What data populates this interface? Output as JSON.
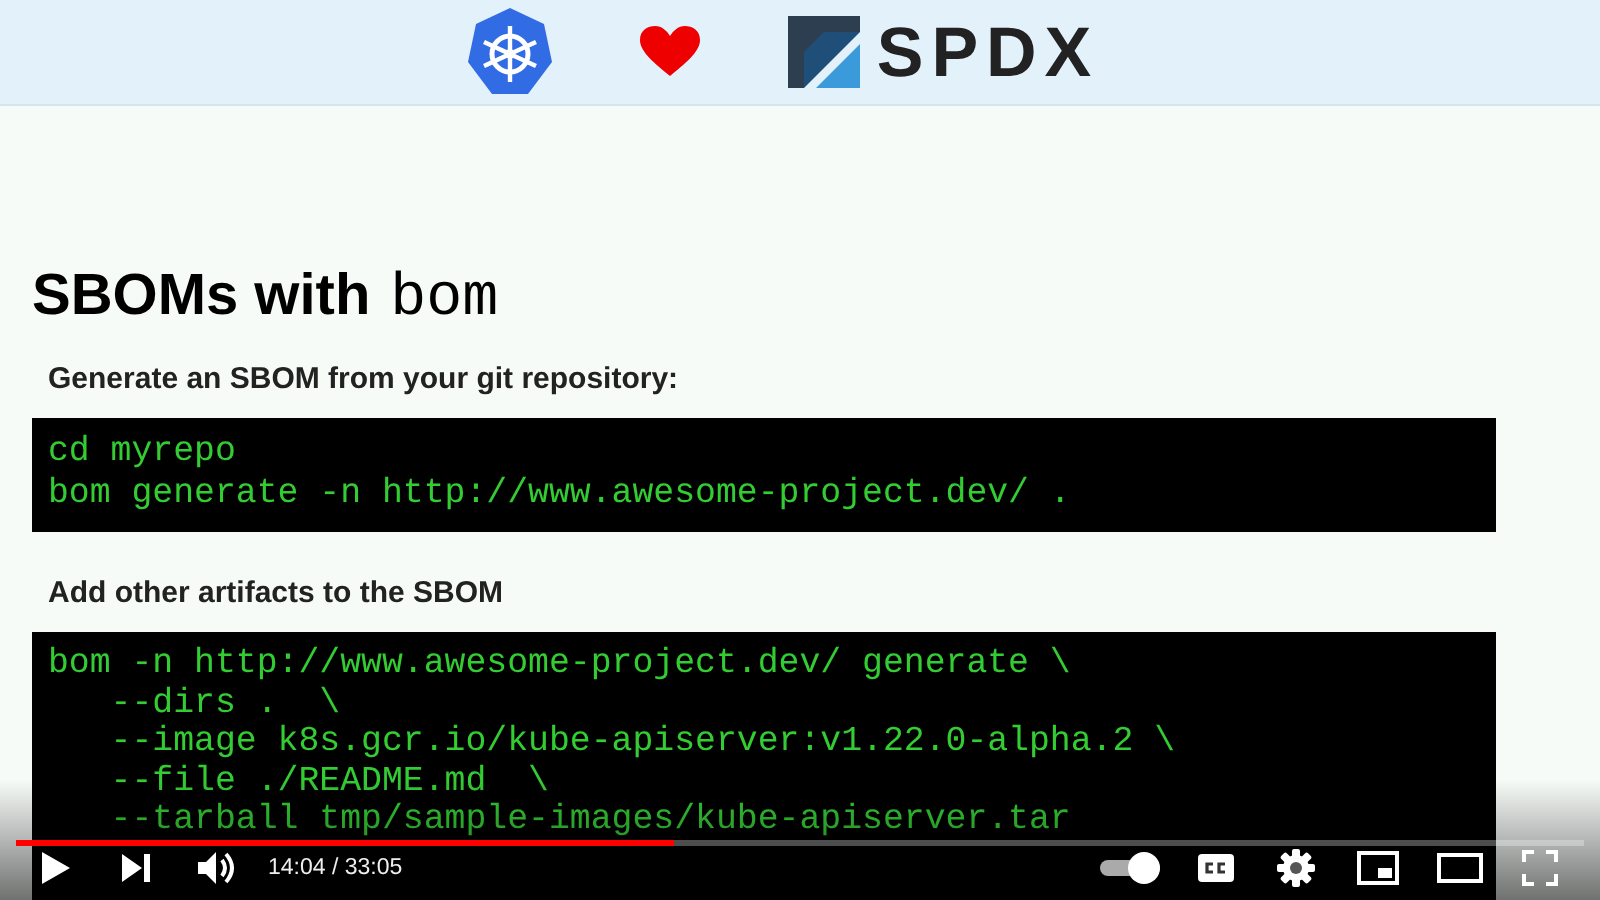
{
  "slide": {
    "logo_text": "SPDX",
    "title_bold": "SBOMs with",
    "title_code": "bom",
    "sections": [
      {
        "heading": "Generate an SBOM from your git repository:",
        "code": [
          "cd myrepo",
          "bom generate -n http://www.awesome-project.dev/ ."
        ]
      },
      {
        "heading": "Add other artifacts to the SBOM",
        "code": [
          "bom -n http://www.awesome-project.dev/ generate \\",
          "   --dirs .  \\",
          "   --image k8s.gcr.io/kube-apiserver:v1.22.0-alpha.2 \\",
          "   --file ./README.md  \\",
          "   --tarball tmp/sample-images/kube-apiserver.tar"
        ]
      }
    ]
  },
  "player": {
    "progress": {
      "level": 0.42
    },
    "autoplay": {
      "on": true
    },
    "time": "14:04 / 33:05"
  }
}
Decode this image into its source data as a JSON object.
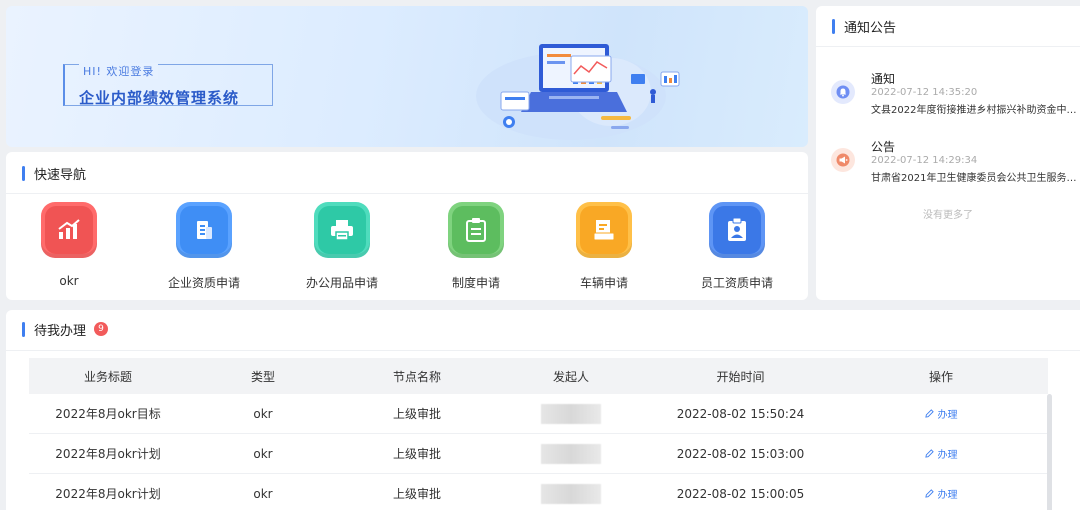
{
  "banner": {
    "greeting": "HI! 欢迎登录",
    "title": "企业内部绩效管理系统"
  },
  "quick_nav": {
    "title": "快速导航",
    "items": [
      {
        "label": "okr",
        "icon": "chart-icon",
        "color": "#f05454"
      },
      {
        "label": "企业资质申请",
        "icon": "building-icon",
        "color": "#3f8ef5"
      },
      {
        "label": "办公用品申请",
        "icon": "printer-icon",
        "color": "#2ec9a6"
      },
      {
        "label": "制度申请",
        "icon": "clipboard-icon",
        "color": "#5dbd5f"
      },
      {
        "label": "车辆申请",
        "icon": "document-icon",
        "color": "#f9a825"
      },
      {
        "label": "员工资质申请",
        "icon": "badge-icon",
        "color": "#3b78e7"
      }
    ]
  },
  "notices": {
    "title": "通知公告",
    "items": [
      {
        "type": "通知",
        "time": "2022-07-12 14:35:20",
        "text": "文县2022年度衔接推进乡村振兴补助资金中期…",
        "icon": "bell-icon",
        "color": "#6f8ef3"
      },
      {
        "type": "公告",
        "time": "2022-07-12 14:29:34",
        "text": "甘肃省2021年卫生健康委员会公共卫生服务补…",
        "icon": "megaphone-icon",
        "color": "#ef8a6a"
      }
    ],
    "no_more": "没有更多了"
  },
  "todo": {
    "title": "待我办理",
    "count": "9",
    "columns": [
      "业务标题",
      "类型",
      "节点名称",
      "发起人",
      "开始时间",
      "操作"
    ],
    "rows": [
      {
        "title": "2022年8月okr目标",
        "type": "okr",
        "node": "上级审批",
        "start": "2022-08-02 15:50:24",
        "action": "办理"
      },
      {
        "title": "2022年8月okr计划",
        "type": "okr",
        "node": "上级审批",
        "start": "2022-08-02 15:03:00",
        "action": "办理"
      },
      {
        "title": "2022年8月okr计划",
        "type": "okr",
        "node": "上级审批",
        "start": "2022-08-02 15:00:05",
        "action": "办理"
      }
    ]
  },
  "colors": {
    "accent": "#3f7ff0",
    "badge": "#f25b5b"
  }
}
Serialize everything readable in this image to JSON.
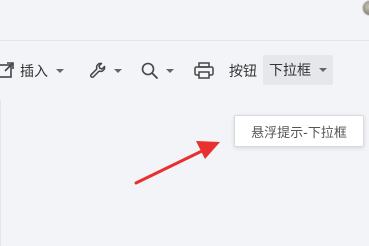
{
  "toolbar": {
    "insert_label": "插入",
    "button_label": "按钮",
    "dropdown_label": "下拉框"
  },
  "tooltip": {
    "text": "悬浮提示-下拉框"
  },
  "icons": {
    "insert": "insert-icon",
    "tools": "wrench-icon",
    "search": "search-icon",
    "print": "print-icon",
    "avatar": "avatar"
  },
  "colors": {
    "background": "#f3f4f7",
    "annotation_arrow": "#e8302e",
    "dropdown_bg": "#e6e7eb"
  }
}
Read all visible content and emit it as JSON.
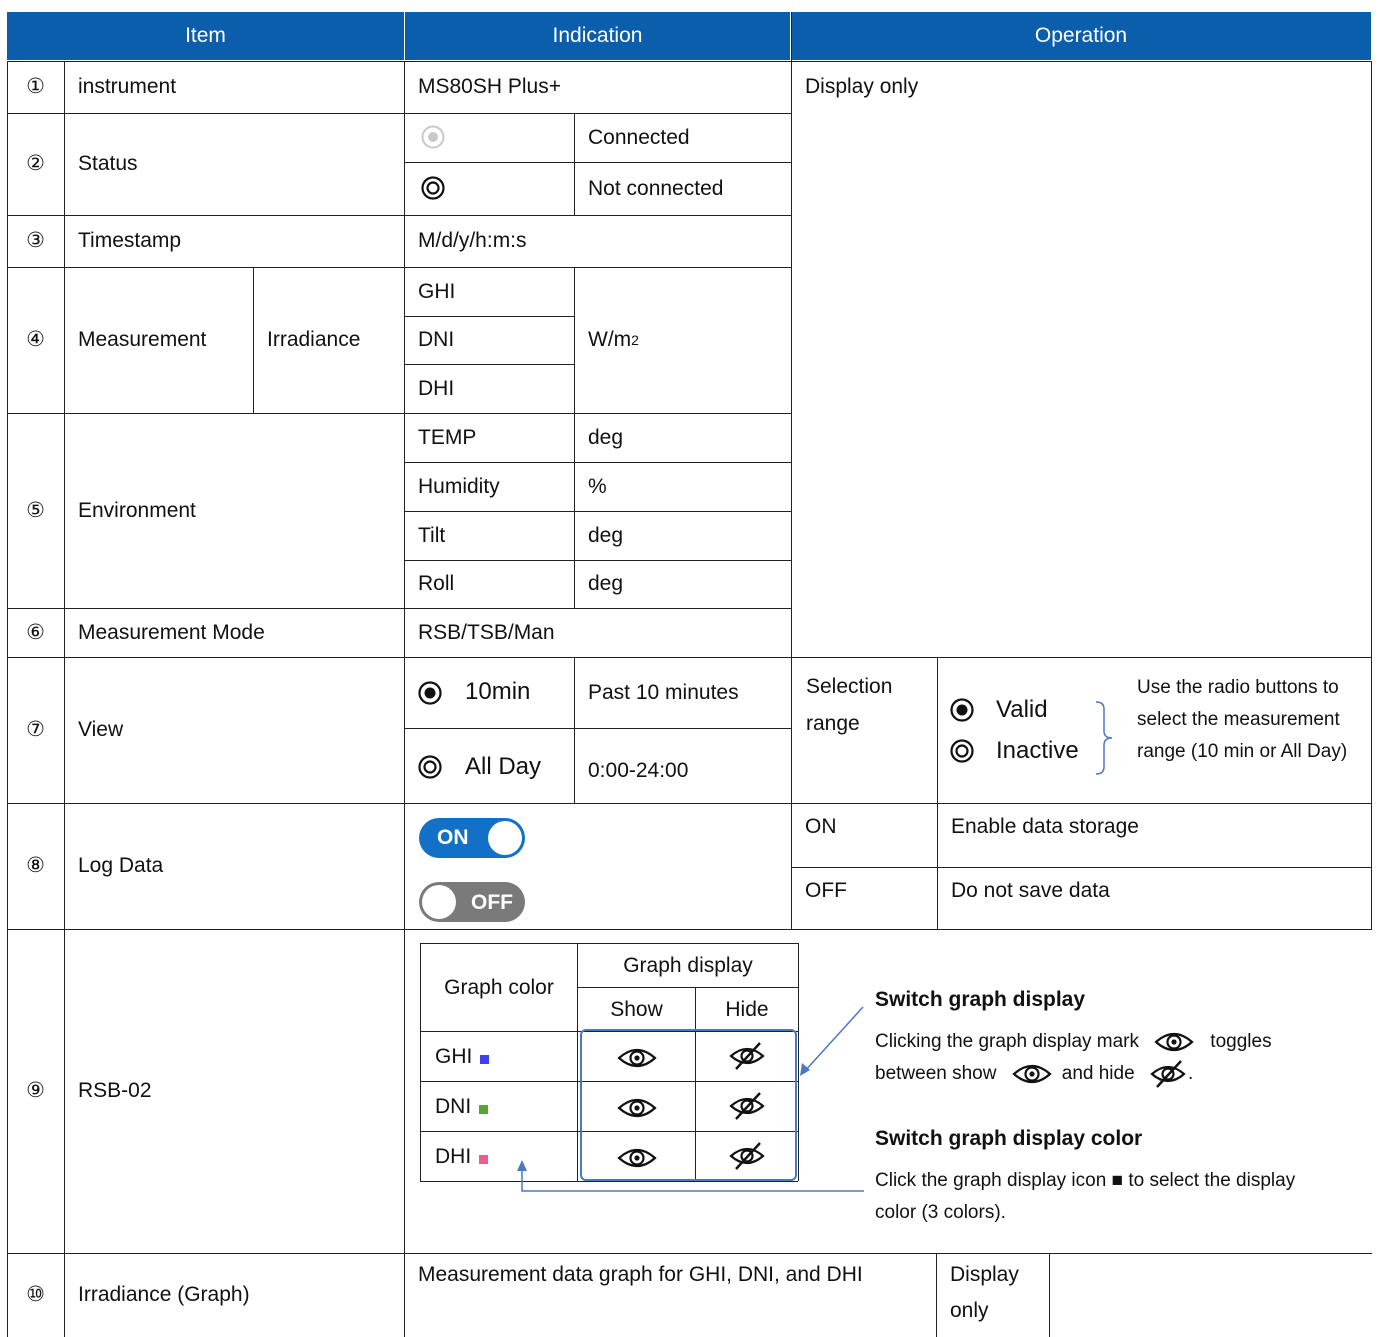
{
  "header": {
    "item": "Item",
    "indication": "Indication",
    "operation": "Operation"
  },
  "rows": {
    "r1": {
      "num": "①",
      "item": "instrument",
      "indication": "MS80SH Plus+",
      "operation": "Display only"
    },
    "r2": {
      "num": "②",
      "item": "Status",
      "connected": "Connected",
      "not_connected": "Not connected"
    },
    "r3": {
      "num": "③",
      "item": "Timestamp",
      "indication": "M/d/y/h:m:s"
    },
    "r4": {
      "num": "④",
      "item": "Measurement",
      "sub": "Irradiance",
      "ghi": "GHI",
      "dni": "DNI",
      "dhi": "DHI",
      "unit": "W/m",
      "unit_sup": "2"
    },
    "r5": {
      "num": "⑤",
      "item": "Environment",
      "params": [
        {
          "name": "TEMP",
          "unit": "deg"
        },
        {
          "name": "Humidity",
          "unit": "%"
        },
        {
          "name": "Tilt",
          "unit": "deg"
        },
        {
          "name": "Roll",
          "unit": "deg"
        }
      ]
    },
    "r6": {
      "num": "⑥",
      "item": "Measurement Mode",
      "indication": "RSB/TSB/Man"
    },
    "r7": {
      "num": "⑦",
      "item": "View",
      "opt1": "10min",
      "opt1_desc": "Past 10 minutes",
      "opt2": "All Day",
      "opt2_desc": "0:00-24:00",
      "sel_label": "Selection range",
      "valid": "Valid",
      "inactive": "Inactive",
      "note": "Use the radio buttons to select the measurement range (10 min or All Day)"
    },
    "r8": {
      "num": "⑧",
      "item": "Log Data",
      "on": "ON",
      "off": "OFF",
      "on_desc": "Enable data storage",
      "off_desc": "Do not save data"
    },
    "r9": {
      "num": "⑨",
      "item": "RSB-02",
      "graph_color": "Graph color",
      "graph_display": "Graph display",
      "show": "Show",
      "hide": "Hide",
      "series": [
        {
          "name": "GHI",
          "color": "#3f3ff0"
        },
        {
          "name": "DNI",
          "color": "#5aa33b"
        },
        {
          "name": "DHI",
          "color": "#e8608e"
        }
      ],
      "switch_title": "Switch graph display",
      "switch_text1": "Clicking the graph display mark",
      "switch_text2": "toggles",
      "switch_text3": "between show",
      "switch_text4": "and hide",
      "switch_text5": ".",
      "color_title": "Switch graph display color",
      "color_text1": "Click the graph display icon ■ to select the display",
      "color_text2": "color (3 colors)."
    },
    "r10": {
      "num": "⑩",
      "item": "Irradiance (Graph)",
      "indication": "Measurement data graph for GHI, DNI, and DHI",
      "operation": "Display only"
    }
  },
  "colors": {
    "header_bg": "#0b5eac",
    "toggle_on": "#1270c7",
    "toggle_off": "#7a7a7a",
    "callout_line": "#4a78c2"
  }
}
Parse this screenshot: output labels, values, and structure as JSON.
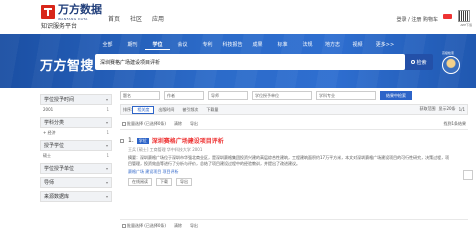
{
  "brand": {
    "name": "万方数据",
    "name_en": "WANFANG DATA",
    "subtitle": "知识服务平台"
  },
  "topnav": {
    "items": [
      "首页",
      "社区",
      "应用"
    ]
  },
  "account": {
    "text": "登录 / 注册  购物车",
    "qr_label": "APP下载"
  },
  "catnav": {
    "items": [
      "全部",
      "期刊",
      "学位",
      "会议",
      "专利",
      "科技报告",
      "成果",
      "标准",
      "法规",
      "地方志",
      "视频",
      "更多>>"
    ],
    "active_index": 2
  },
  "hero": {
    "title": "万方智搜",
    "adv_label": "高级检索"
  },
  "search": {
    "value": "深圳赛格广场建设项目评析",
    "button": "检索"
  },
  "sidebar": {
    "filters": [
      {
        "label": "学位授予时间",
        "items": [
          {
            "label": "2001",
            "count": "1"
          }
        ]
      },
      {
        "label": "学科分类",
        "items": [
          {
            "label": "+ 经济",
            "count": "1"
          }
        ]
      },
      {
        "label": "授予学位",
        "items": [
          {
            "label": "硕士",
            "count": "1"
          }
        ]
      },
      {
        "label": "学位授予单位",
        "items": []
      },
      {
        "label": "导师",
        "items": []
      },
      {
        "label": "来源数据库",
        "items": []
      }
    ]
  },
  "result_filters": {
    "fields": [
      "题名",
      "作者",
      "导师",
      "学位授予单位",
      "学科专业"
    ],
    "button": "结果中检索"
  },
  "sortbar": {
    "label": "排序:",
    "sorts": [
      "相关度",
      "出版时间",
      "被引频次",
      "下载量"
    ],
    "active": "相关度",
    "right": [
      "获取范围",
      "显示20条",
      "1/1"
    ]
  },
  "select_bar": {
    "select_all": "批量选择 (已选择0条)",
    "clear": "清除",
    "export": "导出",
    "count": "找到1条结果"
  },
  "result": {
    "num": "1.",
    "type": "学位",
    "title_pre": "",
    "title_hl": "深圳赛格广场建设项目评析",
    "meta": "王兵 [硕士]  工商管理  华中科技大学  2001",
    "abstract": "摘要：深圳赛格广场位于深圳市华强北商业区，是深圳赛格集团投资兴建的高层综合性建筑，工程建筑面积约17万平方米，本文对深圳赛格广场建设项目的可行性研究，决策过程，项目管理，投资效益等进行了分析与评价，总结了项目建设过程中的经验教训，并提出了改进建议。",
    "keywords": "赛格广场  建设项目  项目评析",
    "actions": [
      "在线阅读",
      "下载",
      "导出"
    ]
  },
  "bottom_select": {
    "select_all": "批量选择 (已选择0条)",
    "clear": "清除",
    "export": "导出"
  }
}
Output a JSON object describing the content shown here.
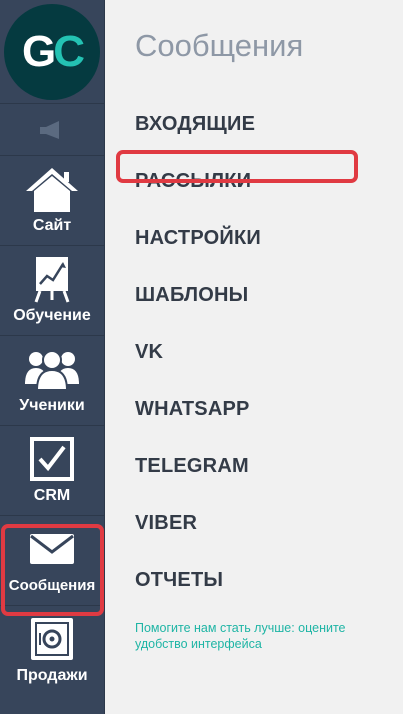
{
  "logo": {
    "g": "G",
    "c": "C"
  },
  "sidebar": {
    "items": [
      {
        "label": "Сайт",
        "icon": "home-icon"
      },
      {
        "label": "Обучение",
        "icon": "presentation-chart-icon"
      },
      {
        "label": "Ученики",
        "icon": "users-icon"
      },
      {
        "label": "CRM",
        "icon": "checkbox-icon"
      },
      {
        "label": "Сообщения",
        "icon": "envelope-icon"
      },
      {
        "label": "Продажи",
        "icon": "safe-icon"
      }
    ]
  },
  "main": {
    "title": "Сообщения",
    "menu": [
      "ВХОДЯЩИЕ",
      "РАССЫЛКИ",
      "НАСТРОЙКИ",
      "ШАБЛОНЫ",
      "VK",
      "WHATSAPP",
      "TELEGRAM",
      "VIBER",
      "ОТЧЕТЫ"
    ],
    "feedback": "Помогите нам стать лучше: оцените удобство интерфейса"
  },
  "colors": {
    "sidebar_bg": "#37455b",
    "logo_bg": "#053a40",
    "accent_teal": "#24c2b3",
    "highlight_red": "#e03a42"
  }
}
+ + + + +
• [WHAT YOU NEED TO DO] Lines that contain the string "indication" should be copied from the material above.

• [SOLVED PROBLEM]
    "indication": "Indication",
      "indication": "MS80SH Plus+",
      "indication": "M/d/y/h:m:s"
      "indication": "RSB/TSB/Man"
      "indication": "Measurement data graph for GHI, DNI, and DHI",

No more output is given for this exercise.